Although they read well, the rules of conduct have proven ineffective. Many home owners have complained about breaches of the rules of conduct to the regulator (NSW Fair Trading), however feedback provided to the Tenants’ Union is that this has not resulted in improved operator conduct.

Mandatory education for all new operators was also cited by the government as key to improving governance. Again, this objective has fallen short because there is no effective system of providing education or monitoring which operators have participated.

Another tool designed to improve governance is the requirement on the Commissioner for Fair Trading to publish on the internet particulars of enforcement or disciplinary action against an operator. Unfortunately the Commissioner does not currently publish this information.

Poor operator conduct is still a significant issue for many home owners across the State because the measures in the RLLC Act geared towards improving governance have been ineffective. In order to improve governance we need processes to address poor conduct including a proactive approach to compliance and enforcement. This requires a genuine commitment from government to address this issue and have a properly resourced regulator.

Protection of residents

The RLLC Act did bring some improvements to the rights of home owners and enhanced protection in certain areas. The removal of the old principal place of residence test has provided greater security of tenure, and beneficiaries and executors of deceased estates are now clearly covered by the Act.

The RLLC Act improved rights and protections regarding home sales and increased a home owners ability to determine who lives with them. Other improvements are around access arrangements, tree maintenance and greater access to the Tribunal to have a dispute resolved.

Conversely, some prior legislative protections appear to have been diminished rather than enhanced. Examples include: the relaxation of subject matter for community rules; the apparent transfer of site maintenance costs to home owners; the removal of assignment rights; reduced ability to challenge site fee increases; and, increased difficulty to achieve a site fee reduction when services or facilities are withdrawn or reduced.

The RLLC Act has a difficult job to do. It must balance the rights of parties with different interests, and that is not easy. It is unlikely the balance will ever be perfect but, at present the Act seems weighted too heavily in favour of operators and, having facilitated growth and viability, it now needs to tilt back towards better protecting residents.
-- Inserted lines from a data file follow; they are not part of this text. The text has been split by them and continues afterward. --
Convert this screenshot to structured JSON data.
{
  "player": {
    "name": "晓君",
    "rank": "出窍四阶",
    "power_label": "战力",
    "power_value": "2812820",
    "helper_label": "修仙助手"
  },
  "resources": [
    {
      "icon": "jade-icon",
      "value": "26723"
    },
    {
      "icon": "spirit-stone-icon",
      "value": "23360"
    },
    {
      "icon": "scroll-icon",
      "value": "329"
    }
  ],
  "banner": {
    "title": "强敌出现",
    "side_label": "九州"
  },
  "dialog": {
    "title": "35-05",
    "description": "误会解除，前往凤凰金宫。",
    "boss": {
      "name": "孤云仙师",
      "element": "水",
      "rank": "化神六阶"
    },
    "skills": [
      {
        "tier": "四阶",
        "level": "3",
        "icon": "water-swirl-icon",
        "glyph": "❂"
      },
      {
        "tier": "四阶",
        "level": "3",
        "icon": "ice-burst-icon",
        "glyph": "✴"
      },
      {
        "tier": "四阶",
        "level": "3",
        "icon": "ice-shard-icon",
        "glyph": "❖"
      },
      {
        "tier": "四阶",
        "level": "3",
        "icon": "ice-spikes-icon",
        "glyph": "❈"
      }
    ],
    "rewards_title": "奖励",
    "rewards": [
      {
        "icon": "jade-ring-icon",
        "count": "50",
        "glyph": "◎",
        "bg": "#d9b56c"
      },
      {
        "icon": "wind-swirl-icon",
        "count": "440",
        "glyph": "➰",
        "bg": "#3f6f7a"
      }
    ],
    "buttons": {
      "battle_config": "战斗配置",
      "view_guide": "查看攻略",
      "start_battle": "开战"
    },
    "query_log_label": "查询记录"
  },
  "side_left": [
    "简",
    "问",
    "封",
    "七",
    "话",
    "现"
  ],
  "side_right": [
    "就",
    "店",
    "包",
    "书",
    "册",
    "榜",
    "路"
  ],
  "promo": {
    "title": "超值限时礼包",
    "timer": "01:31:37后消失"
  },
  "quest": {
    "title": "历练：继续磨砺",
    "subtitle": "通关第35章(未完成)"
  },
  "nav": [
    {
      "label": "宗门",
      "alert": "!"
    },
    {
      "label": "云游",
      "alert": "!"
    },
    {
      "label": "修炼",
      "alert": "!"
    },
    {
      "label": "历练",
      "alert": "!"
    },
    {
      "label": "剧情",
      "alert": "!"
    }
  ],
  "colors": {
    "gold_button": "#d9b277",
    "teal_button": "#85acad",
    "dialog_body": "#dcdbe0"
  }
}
It is important for land lease community residents to engage with the review process and let the government know what is and what is not working. There are a number of ways to do this including writing a submission and talking with your local Member of Parliament. 
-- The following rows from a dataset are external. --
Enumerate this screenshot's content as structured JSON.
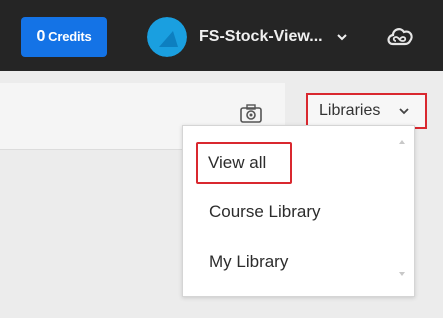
{
  "header": {
    "credits_count": "0",
    "credits_label": "Credits",
    "project_name": "FS-Stock-View...",
    "colors": {
      "bar": "#252525",
      "credits_button": "#1473e6",
      "avatar": "#1a9fe0"
    }
  },
  "toolbar": {
    "libraries_label": "Libraries",
    "icons": [
      "camera-icon",
      "chevron-down-icon",
      "creative-cloud-icon"
    ]
  },
  "dropdown": {
    "items": [
      {
        "label": "View all"
      },
      {
        "label": "Course Library"
      },
      {
        "label": "My Library"
      }
    ]
  },
  "highlight_color": "#d9282f"
}
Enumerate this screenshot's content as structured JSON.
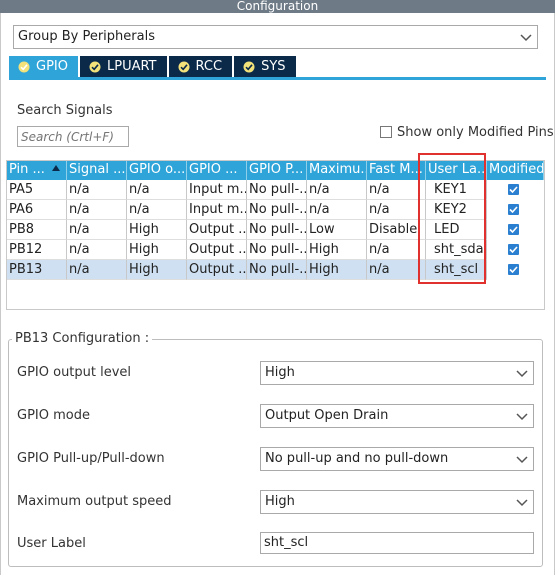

The Tenants’ Union will be participating in the review and we have already started consulting with residents.